§ **ASSIGNED TASK**:
Make an exact copy of all the records, one that contains none of the pictures.

§ **DATASET EXTRACT**:
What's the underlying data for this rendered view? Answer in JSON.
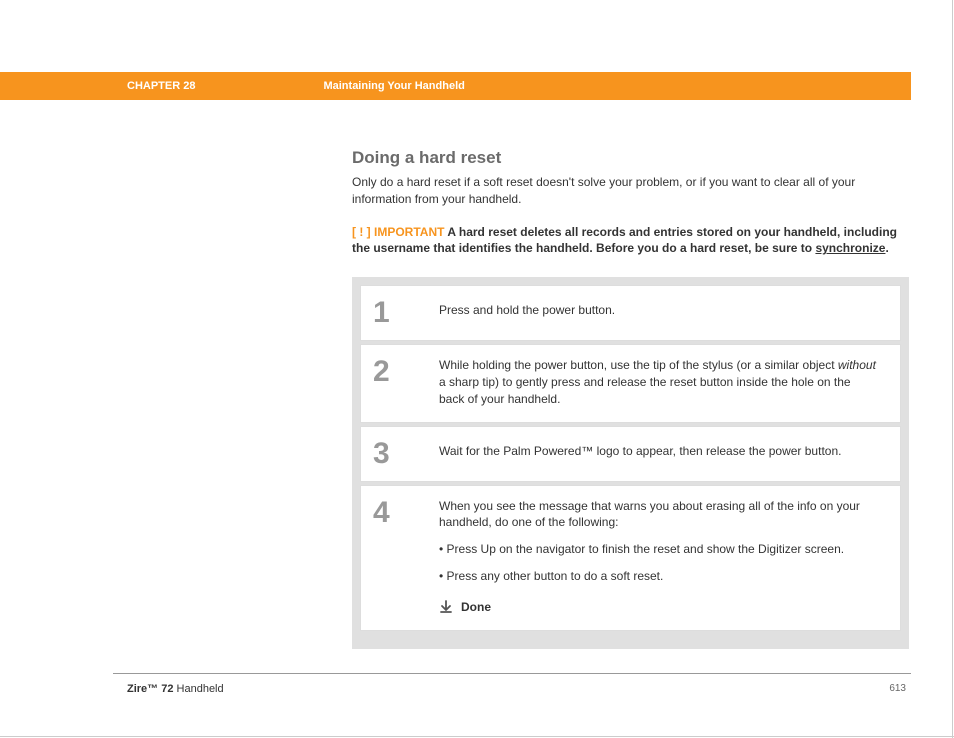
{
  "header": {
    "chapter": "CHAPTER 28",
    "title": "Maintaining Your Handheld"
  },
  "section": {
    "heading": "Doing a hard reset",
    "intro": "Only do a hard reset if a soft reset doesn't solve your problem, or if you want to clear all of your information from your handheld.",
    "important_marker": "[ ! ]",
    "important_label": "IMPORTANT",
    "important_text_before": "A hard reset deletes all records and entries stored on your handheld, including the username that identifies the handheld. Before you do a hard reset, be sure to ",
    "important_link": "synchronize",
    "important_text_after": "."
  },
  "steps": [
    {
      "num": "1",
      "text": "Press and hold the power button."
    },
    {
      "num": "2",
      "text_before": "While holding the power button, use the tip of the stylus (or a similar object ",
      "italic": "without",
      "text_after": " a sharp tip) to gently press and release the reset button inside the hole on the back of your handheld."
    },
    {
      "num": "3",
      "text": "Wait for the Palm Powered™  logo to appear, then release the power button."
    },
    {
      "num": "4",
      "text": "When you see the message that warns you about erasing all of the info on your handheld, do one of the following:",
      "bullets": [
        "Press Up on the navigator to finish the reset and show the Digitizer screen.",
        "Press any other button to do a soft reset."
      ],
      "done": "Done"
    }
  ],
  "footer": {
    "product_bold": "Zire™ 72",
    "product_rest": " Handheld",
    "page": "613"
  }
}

§ **RESPONSE AREA**:
What's the underlying data for this rendered view? Answer in JSON.
{
  "header": {
    "chapter": "CHAPTER 28",
    "title": "Maintaining Your Handheld"
  },
  "section": {
    "heading": "Doing a hard reset",
    "intro": "Only do a hard reset if a soft reset doesn't solve your problem, or if you want to clear all of your information from your handheld.",
    "important_marker": "[ ! ]",
    "important_label": "IMPORTANT",
    "important_text_before": "A hard reset deletes all records and entries stored on your handheld, including the username that identifies the handheld. Before you do a hard reset, be sure to ",
    "important_link": "synchronize",
    "important_text_after": "."
  },
  "steps": [
    {
      "num": "1",
      "text": "Press and hold the power button."
    },
    {
      "num": "2",
      "text_before": "While holding the power button, use the tip of the stylus (or a similar object ",
      "italic": "without",
      "text_after": " a sharp tip) to gently press and release the reset button inside the hole on the back of your handheld."
    },
    {
      "num": "3",
      "text": "Wait for the Palm Powered™  logo to appear, then release the power button."
    },
    {
      "num": "4",
      "text": "When you see the message that warns you about erasing all of the info on your handheld, do one of the following:",
      "bullets": [
        "Press Up on the navigator to finish the reset and show the Digitizer screen.",
        "Press any other button to do a soft reset."
      ],
      "done": "Done"
    }
  ],
  "footer": {
    "product_bold": "Zire™ 72",
    "product_rest": " Handheld",
    "page": "613"
  }
}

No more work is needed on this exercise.